→ **Task to carry out**
Print each of the entries exactly, leaving nothing out.

→ **Task input**
====

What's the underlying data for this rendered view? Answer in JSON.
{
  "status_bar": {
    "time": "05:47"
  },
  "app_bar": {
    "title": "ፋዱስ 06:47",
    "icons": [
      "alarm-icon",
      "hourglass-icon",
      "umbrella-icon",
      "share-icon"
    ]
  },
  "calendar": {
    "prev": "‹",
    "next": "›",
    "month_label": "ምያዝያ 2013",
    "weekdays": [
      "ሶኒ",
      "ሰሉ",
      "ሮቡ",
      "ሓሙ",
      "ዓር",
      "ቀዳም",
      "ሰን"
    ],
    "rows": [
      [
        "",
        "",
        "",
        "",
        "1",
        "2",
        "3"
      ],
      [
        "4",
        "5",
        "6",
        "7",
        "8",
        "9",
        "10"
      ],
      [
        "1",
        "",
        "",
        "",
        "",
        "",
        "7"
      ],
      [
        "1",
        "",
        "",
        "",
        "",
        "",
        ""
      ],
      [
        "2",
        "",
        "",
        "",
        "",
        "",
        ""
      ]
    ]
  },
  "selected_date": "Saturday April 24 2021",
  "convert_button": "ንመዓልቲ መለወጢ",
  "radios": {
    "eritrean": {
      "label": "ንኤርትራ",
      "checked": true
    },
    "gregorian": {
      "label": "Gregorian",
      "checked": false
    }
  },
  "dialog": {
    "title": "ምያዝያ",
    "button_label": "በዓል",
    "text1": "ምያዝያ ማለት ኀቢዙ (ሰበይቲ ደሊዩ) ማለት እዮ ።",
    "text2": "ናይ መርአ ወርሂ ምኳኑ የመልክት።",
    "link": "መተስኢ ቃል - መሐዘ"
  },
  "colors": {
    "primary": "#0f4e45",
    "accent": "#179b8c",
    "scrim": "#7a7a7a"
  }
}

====

→ **Answer to this problem**
What's the underlying data for this rendered view? Answer in JSON.
{
  "status_bar": {
    "time": "05:47"
  },
  "app_bar": {
    "title": "ፋዱስ 06:47",
    "icons": [
      "alarm-icon",
      "hourglass-icon",
      "umbrella-icon",
      "share-icon"
    ]
  },
  "calendar": {
    "prev": "‹",
    "next": "›",
    "month_label": "ምያዝያ 2013",
    "weekdays": [
      "ሶኒ",
      "ሰሉ",
      "ሮቡ",
      "ሓሙ",
      "ዓር",
      "ቀዳም",
      "ሰን"
    ],
    "rows": [
      [
        "",
        "",
        "",
        "",
        "1",
        "2",
        "3"
      ],
      [
        "4",
        "5",
        "6",
        "7",
        "8",
        "9",
        "10"
      ],
      [
        "1",
        "",
        "",
        "",
        "",
        "",
        "7"
      ],
      [
        "1",
        "",
        "",
        "",
        "",
        "",
        ""
      ],
      [
        "2",
        "",
        "",
        "",
        "",
        "",
        ""
      ]
    ]
  },
  "selected_date": "Saturday April 24 2021",
  "convert_button": "ንመዓልቲ መለወጢ",
  "radios": {
    "eritrean": {
      "label": "ንኤርትራ",
      "checked": true
    },
    "gregorian": {
      "label": "Gregorian",
      "checked": false
    }
  },
  "dialog": {
    "title": "ምያዝያ",
    "button_label": "በዓል",
    "text1": "ምያዝያ ማለት ኀቢዙ (ሰበይቲ ደሊዩ) ማለት እዮ ።",
    "text2": "ናይ መርአ ወርሂ ምኳኑ የመልክት።",
    "link": "መተስኢ ቃል - መሐዘ"
  },
  "colors": {
    "primary": "#0f4e45",
    "accent": "#179b8c",
    "scrim": "#7a7a7a"
  }
}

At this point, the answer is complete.